**Problem description:**
What lines of the material hold the string "Właściciela"? Pull each of them out.

Records provided Start Marker

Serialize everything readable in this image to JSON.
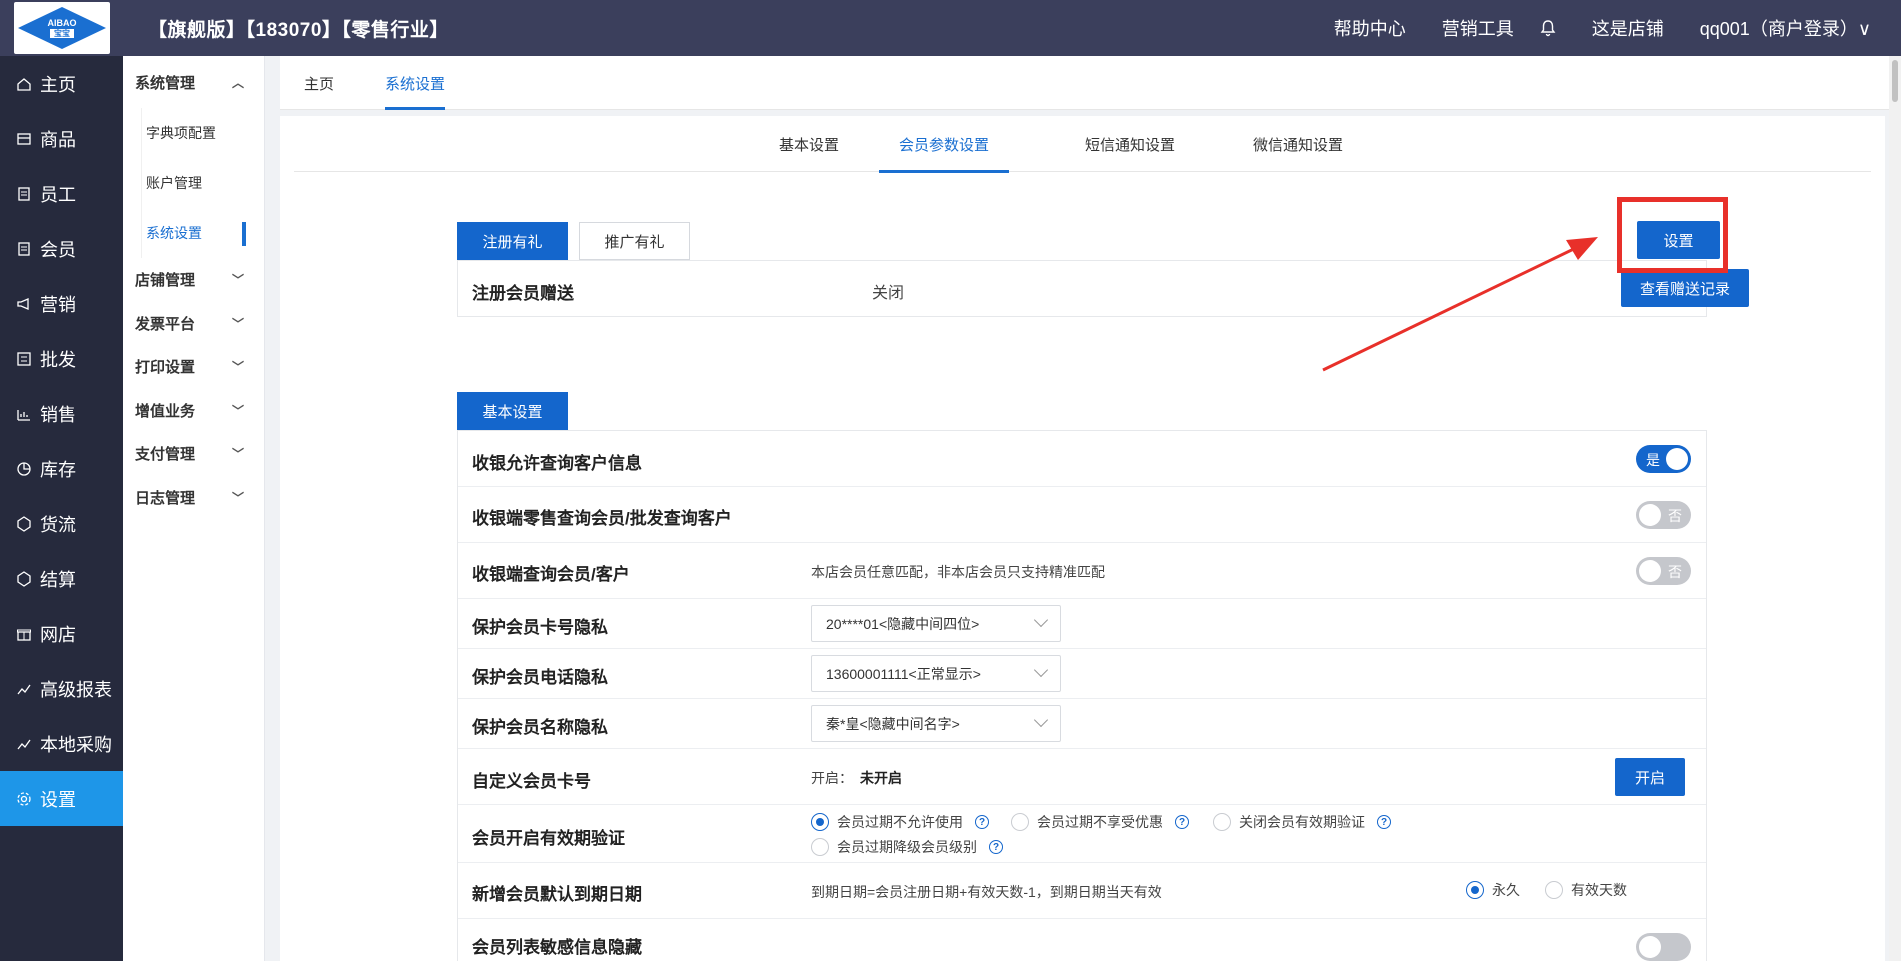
{
  "topbar": {
    "logo_text": "AIBAO",
    "logo_sub": "宝宝",
    "store_title": "【旗舰版】【183070】【零售行业】",
    "help": "帮助中心",
    "marketing_tools": "营销工具",
    "shop": "这是店铺",
    "user": "qq001（商户登录）∨"
  },
  "leftnav": [
    {
      "label": "主页",
      "icon": "home-icon"
    },
    {
      "label": "商品",
      "icon": "goods-icon"
    },
    {
      "label": "员工",
      "icon": "staff-icon"
    },
    {
      "label": "会员",
      "icon": "member-icon"
    },
    {
      "label": "营销",
      "icon": "megaphone-icon"
    },
    {
      "label": "批发",
      "icon": "wholesale-icon"
    },
    {
      "label": "销售",
      "icon": "sales-icon"
    },
    {
      "label": "库存",
      "icon": "stock-icon"
    },
    {
      "label": "货流",
      "icon": "flow-icon"
    },
    {
      "label": "结算",
      "icon": "settle-icon"
    },
    {
      "label": "网店",
      "icon": "gift-icon"
    },
    {
      "label": "高级报表",
      "icon": "report-icon"
    },
    {
      "label": "本地采购",
      "icon": "purchase-icon"
    },
    {
      "label": "设置",
      "icon": "gear-icon"
    }
  ],
  "subnav": {
    "system_group": "系统管理",
    "system_items": [
      "字典项配置",
      "账户管理",
      "系统设置"
    ],
    "groups": [
      "店铺管理",
      "发票平台",
      "打印设置",
      "增值业务",
      "支付管理",
      "日志管理"
    ]
  },
  "tabs": {
    "home": "主页",
    "system": "系统设置"
  },
  "subtabs": [
    "基本设置",
    "会员参数设置",
    "短信通知设置",
    "微信通知设置"
  ],
  "gift": {
    "tab_register": "注册有礼",
    "tab_promo": "推广有礼",
    "settings_button": "设置",
    "row_label": "注册会员赠送",
    "row_value": "关闭",
    "view_records": "查看赠送记录"
  },
  "basic": {
    "tab": "基本设置",
    "rows": {
      "r1_label": "收银允许查询客户信息",
      "r1_toggle": "是",
      "r2_label": "收银端零售查询会员/批发查询客户",
      "r2_toggle": "否",
      "r3_label": "收银端查询会员/客户",
      "r3_desc": "本店会员任意匹配，非本店会员只支持精准匹配",
      "r3_toggle": "否",
      "r4_label": "保护会员卡号隐私",
      "r4_select": "20****01<隐藏中间四位>",
      "r5_label": "保护会员电话隐私",
      "r5_select": "13600001111<正常显示>",
      "r6_label": "保护会员名称隐私",
      "r6_select": "秦*皇<隐藏中间名字>",
      "r7_label": "自定义会员卡号",
      "r7_prefix": "开启：",
      "r7_status": "未开启",
      "r7_button": "开启",
      "r8_label": "会员开启有效期验证",
      "r8_opt1": "会员过期不允许使用",
      "r8_opt2": "会员过期不享受优惠",
      "r8_opt3": "关闭会员有效期验证",
      "r8_opt4": "会员过期降级会员级别",
      "r9_label": "新增会员默认到期日期",
      "r9_desc": "到期日期=会员注册日期+有效天数-1，到期日期当天有效",
      "r9_opt1": "永久",
      "r9_opt2": "有效天数",
      "r10_label": "会员列表敏感信息隐藏"
    }
  },
  "colors": {
    "primary": "#1466cc",
    "topbar": "#3b3f5c",
    "sidebar": "#262a3d",
    "active_nav": "#1e96e8",
    "annotation": "#e8302a"
  }
}
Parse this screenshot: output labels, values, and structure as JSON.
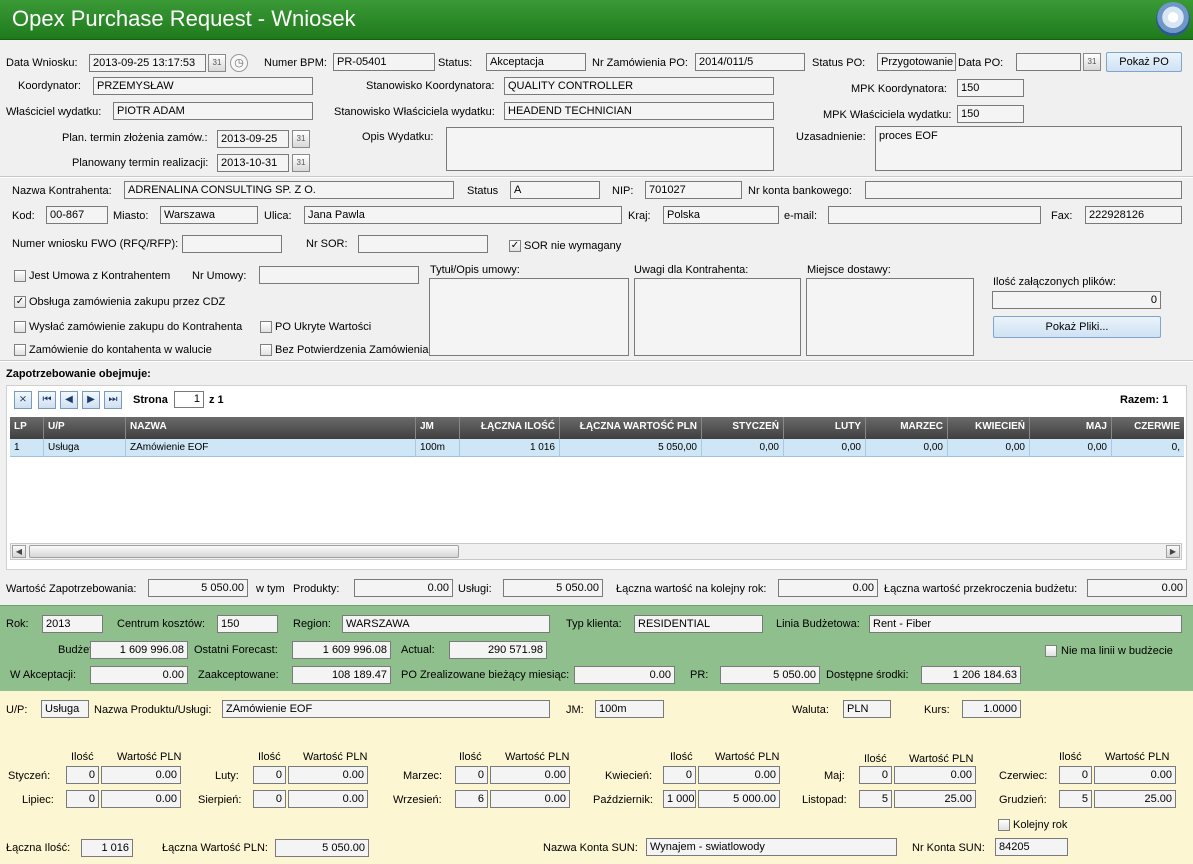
{
  "app": {
    "title": "Opex Purchase Request - Wniosek"
  },
  "colors": {
    "title_bg": "#2e8b2b",
    "green_panel": "#8fbf8c",
    "yellow_panel": "#fdf6d2",
    "grid_header": "#4d4d4d",
    "selected_row": "#cfe6f7"
  },
  "header": {
    "data_wniosku_label": "Data Wniosku:",
    "data_wniosku": "2013-09-25 13:17:53",
    "numer_bpm_label": "Numer BPM:",
    "numer_bpm": "PR-05401",
    "status_label": "Status:",
    "status": "Akceptacja",
    "nr_zamowienia_label": "Nr Zamówienia PO:",
    "nr_zamowienia": "2014/011/5",
    "status_po_label": "Status PO:",
    "status_po": "Przygotowanie",
    "data_po_label": "Data PO:",
    "data_po": "",
    "pokaz_po": "Pokaż PO",
    "koordynator_label": "Koordynator:",
    "koordynator": "PRZEMYSŁAW",
    "stan_koord_label": "Stanowisko Koordynatora:",
    "stan_koord": "QUALITY CONTROLLER",
    "mpk_koord_label": "MPK Koordynatora:",
    "mpk_koord": "150",
    "wlasciciel_label": "Właściciel wydatku:",
    "wlasciciel": "PIOTR ADAM",
    "stan_wlasc_label": "Stanowisko Właściciela wydatku:",
    "stan_wlasc": "HEADEND TECHNICIAN",
    "mpk_wlasc_label": "MPK Właściciela wydatku:",
    "mpk_wlasc": "150",
    "plan_termin_label": "Plan. termin złożenia zamów.:",
    "plan_termin": "2013-09-25",
    "plan_realiz_label": "Planowany termin realizacji:",
    "plan_realiz": "2013-10-31",
    "opis_label": "Opis Wydatku:",
    "opis": "",
    "uzasadnienie_label": "Uzasadnienie:",
    "uzasadnienie": "proces EOF"
  },
  "contractor": {
    "nazwa_label": "Nazwa Kontrahenta:",
    "nazwa": "ADRENALINA CONSULTING SP. Z O.",
    "status_label": "Status",
    "status": "A",
    "nip_label": "NIP:",
    "nip": "701027",
    "konto_label": "Nr konta bankowego:",
    "konto": "",
    "kod_label": "Kod:",
    "kod": "00-867",
    "miasto_label": "Miasto:",
    "miasto": "Warszawa",
    "ulica_label": "Ulica:",
    "ulica": "Jana Pawla",
    "kraj_label": "Kraj:",
    "kraj": "Polska",
    "email_label": "e-mail:",
    "email": "",
    "fax_label": "Fax:",
    "fax": "222928126",
    "fwo_label": "Numer wniosku FWO (RFQ/RFP):",
    "fwo": "",
    "sor_label": "Nr SOR:",
    "sor": "",
    "sor_nie_label": "SOR nie wymagany",
    "umowa_label": "Jest Umowa z Kontrahentem",
    "nr_umowy_label": "Nr Umowy:",
    "nr_umowy": "",
    "cdz_label": "Obsługa zamówienia zakupu przez CDZ",
    "wyslac_label": "Wysłać zamówienie zakupu do Kontrahenta",
    "ukryte_label": "PO Ukryte Wartości",
    "waluta_label": "Zamówienie do kontahenta w walucie",
    "bez_potw_label": "Bez Potwierdzenia Zamówienia",
    "tytul_label": "Tytuł/Opis umowy:",
    "uwagi_label": "Uwagi dla Kontrahenta:",
    "miejsce_label": "Miejsce dostawy:",
    "ilosc_plikow_label": "Ilość załączonych plików:",
    "ilosc_plikow": "0",
    "pokaz_pliki": "Pokaż Pliki..."
  },
  "grid": {
    "section_title": "Zapotrzebowanie obejmuje:",
    "strona_label": "Strona",
    "strona": "1",
    "z_label": "z 1",
    "razem": "Razem: 1",
    "columns": [
      "LP",
      "U/P",
      "NAZWA",
      "JM",
      "ŁĄCZNA ILOŚĆ",
      "ŁĄCZNA WARTOŚĆ PLN",
      "STYCZEŃ",
      "LUTY",
      "MARZEC",
      "KWIECIEŃ",
      "MAJ",
      "CZERWIE"
    ],
    "rows": [
      [
        "1",
        "Usługa",
        "ZAmówienie EOF",
        "100m",
        "1 016",
        "5 050,00",
        "0,00",
        "0,00",
        "0,00",
        "0,00",
        "0,00",
        "0,"
      ]
    ]
  },
  "totals": {
    "wartosc_label": "Wartość Zapotrzebowania:",
    "wartosc": "5 050.00",
    "wtym_label": "w tym",
    "produkty_label": "Produkty:",
    "produkty": "0.00",
    "uslugi_label": "Usługi:",
    "uslugi": "5 050.00",
    "kolejny_label": "Łączna wartość na kolejny rok:",
    "kolejny": "0.00",
    "przekroczenie_label": "Łączna wartość przekroczenia budżetu:",
    "przekroczenie": "0.00"
  },
  "budget": {
    "rok_label": "Rok:",
    "rok": "2013",
    "centrum_label": "Centrum kosztów:",
    "centrum": "150",
    "region_label": "Region:",
    "region": "WARSZAWA",
    "typ_label": "Typ klienta:",
    "typ": "RESIDENTIAL",
    "linia_label": "Linia Budżetowa:",
    "linia": "Rent - Fiber",
    "budzet_label": "Budżet:",
    "budzet": "1 609 996.08",
    "forecast_label": "Ostatni Forecast:",
    "forecast": "1 609 996.08",
    "actual_label": "Actual:",
    "actual": "290 571.98",
    "nie_ma_label": "Nie ma linii w budżecie",
    "w_akcept_label": "W Akceptacji:",
    "w_akcept": "0.00",
    "zaakcept_label": "Zaakceptowane:",
    "zaakcept": "108 189.47",
    "po_zreal_label": "PO Zrealizowane bieżący miesiąc:",
    "po_zreal": "0.00",
    "pr_label": "PR:",
    "pr": "5 050.00",
    "dostepne_label": "Dostępne środki:",
    "dostepne": "1 206 184.63"
  },
  "detail": {
    "up_label": "U/P:",
    "up": "Usługa",
    "nazwa_label": "Nazwa Produktu/Usługi:",
    "nazwa": "ZAmówienie EOF",
    "jm_label": "JM:",
    "jm": "100m",
    "waluta_label": "Waluta:",
    "waluta": "PLN",
    "kurs_label": "Kurs:",
    "kurs": "1.0000",
    "ilosc_h": "Ilość",
    "wartosc_h": "Wartość PLN",
    "months": [
      {
        "label": "Styczeń:",
        "qty": "0",
        "val": "0.00"
      },
      {
        "label": "Luty:",
        "qty": "0",
        "val": "0.00"
      },
      {
        "label": "Marzec:",
        "qty": "0",
        "val": "0.00"
      },
      {
        "label": "Kwiecień:",
        "qty": "0",
        "val": "0.00"
      },
      {
        "label": "Maj:",
        "qty": "0",
        "val": "0.00"
      },
      {
        "label": "Czerwiec:",
        "qty": "0",
        "val": "0.00"
      },
      {
        "label": "Lipiec:",
        "qty": "0",
        "val": "0.00"
      },
      {
        "label": "Sierpień:",
        "qty": "0",
        "val": "0.00"
      },
      {
        "label": "Wrzesień:",
        "qty": "6",
        "val": "0.00"
      },
      {
        "label": "Październik:",
        "qty": "1 000",
        "val": "5 000.00"
      },
      {
        "label": "Listopad:",
        "qty": "5",
        "val": "25.00"
      },
      {
        "label": "Grudzień:",
        "qty": "5",
        "val": "25.00"
      }
    ],
    "kolejny_rok_label": "Kolejny rok",
    "laczna_ilosc_label": "Łączna Ilość:",
    "laczna_ilosc": "1 016",
    "laczna_wartosc_label": "Łączna Wartość PLN:",
    "laczna_wartosc": "5 050.00",
    "konto_sun_label": "Nazwa Konta SUN:",
    "konto_sun": "Wynajem - swiatlowody",
    "nr_konta_sun_label": "Nr Konta SUN:",
    "nr_konta_sun": "84205"
  }
}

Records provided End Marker

**Exercise solution:**
    "stan_wlasc_label": "Stanowisko Właściciela wydatku:",
    "mpk_wlasc_label": "MPK Właściciela wydatku:",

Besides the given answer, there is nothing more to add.